What you will do: Among the entries, find the lines with the string "html" and copy them.

Web page and app entries:
___

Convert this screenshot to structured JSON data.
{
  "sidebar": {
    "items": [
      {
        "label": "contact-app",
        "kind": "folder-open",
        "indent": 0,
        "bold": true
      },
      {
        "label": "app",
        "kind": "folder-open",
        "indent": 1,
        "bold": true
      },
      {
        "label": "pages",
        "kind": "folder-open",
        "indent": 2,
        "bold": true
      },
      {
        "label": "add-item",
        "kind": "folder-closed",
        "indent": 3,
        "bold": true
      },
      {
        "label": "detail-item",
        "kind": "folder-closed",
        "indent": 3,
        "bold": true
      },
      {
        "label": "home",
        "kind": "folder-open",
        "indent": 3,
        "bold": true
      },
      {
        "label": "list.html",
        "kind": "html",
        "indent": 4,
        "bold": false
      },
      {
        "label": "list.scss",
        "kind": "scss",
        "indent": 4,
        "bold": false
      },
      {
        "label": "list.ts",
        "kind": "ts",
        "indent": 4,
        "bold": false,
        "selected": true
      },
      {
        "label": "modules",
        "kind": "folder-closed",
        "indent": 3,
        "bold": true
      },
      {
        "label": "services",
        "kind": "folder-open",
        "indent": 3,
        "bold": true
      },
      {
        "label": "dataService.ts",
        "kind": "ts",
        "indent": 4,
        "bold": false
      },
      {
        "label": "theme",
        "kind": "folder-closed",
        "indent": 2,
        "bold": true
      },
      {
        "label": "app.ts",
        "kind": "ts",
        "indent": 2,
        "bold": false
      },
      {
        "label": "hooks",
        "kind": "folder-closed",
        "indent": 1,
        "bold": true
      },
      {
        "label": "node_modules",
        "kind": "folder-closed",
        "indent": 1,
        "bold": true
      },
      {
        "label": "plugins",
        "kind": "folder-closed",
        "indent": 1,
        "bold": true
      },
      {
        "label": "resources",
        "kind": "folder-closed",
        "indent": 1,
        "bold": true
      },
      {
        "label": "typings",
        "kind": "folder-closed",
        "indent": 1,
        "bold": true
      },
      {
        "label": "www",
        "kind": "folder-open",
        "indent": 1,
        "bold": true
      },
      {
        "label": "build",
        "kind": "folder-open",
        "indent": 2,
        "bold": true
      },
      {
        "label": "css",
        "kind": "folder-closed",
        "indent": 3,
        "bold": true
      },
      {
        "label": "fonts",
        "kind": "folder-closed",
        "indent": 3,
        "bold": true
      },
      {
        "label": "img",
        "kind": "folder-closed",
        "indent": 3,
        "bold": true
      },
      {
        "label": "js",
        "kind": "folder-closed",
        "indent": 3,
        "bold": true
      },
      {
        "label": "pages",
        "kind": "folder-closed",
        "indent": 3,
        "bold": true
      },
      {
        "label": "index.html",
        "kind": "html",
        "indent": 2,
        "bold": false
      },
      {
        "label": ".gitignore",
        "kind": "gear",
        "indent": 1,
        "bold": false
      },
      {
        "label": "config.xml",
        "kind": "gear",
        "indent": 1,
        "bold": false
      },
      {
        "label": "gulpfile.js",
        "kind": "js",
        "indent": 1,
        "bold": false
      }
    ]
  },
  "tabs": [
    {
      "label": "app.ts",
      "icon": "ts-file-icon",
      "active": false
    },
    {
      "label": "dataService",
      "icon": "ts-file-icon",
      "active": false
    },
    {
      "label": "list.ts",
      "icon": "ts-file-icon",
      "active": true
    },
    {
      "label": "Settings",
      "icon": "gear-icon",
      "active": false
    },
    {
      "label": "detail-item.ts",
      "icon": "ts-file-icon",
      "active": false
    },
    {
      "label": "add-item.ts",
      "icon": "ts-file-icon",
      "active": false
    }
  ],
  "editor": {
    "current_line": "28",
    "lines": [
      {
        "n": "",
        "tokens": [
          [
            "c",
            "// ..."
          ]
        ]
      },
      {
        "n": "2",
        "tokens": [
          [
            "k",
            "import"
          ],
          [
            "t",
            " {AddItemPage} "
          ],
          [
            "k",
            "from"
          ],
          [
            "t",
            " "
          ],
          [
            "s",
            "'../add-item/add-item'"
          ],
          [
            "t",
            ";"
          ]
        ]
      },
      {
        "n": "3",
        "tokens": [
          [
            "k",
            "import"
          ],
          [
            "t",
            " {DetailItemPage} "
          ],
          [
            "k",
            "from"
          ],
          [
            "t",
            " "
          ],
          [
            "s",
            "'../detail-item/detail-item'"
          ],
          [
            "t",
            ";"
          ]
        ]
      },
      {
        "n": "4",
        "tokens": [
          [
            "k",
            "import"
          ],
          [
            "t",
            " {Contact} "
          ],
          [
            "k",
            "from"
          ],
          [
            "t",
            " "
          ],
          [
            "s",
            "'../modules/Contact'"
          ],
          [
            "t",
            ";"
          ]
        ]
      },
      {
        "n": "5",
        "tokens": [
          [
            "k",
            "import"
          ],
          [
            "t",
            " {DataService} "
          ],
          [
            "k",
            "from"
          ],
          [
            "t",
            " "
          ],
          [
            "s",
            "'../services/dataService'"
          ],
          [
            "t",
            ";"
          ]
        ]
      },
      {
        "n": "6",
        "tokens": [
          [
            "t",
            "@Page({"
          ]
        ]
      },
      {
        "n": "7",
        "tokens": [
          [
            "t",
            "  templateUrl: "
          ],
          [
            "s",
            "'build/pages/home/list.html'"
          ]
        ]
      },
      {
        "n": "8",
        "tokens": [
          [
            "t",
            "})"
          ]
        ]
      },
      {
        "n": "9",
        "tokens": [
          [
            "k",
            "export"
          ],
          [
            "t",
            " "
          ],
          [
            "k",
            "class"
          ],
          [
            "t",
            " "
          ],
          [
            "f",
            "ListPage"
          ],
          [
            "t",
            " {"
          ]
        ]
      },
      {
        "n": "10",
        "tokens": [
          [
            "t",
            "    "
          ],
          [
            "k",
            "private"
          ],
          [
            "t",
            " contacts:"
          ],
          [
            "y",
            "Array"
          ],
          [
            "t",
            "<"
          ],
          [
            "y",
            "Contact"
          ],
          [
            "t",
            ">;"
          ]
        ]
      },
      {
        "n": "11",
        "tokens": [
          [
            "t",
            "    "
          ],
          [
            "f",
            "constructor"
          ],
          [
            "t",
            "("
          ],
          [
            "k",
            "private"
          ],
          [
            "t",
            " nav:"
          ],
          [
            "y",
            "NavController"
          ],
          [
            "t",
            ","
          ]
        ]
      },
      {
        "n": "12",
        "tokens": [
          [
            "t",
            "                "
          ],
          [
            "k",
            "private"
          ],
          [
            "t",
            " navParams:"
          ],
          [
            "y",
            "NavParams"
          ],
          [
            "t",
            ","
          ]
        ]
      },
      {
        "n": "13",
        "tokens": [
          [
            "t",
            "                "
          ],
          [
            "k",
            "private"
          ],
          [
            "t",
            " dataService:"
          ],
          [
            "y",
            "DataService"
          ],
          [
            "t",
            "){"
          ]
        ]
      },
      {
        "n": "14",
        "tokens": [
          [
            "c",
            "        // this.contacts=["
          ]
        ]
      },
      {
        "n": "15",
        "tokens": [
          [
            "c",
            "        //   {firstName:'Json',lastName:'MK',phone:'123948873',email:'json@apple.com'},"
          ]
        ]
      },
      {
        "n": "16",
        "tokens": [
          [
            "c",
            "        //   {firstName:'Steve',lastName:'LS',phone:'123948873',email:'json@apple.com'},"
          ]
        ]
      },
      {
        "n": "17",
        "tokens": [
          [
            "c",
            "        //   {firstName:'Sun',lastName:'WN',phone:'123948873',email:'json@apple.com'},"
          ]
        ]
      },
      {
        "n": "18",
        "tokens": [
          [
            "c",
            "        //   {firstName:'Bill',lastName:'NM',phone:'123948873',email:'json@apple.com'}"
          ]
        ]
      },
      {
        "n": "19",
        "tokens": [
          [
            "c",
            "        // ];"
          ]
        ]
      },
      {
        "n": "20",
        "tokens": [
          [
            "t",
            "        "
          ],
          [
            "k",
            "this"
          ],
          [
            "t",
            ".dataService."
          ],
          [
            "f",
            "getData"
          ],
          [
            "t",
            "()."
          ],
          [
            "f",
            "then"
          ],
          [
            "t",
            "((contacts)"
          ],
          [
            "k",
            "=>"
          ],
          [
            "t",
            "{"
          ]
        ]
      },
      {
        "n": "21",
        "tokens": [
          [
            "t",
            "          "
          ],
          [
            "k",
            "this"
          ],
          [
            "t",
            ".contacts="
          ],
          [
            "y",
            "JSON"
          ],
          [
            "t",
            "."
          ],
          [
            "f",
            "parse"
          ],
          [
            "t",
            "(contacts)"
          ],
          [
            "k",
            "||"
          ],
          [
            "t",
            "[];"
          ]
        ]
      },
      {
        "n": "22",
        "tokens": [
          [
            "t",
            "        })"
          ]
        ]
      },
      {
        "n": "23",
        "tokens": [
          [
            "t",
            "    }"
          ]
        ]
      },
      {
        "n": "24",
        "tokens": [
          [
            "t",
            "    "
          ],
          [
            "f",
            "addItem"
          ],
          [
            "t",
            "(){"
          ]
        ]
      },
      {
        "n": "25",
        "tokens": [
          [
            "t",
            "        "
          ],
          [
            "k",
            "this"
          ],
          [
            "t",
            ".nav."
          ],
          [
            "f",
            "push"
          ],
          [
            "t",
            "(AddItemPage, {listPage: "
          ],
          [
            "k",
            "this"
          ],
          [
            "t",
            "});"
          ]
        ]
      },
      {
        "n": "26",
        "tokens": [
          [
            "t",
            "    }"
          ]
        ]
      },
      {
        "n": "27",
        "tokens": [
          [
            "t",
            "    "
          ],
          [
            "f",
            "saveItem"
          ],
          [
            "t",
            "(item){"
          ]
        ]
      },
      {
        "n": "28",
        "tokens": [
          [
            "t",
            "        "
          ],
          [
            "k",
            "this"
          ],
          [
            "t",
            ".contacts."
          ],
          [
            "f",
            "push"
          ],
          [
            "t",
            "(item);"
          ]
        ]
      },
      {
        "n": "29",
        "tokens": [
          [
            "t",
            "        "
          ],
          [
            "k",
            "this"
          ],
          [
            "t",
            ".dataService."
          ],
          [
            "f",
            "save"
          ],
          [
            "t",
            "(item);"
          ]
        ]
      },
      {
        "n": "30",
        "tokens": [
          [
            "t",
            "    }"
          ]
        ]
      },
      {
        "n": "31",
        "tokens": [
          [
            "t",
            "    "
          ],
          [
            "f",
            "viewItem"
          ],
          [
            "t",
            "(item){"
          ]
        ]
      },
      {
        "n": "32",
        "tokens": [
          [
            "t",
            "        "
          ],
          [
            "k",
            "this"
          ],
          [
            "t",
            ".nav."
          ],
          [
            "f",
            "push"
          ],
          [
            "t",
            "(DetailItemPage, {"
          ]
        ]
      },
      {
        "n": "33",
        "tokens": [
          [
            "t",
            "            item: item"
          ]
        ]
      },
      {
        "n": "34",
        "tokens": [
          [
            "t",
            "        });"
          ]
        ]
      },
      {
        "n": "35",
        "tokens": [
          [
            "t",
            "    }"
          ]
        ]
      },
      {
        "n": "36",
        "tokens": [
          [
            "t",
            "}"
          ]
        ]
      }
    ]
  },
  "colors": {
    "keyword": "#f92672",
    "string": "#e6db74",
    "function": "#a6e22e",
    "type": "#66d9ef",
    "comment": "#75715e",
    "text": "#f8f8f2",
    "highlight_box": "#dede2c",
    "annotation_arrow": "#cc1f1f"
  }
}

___

Finished task:
        "label": "list.html",
        "kind": "html",
        "label": "index.html",
        "kind": "html",
            "'build/pages/home/list.html'"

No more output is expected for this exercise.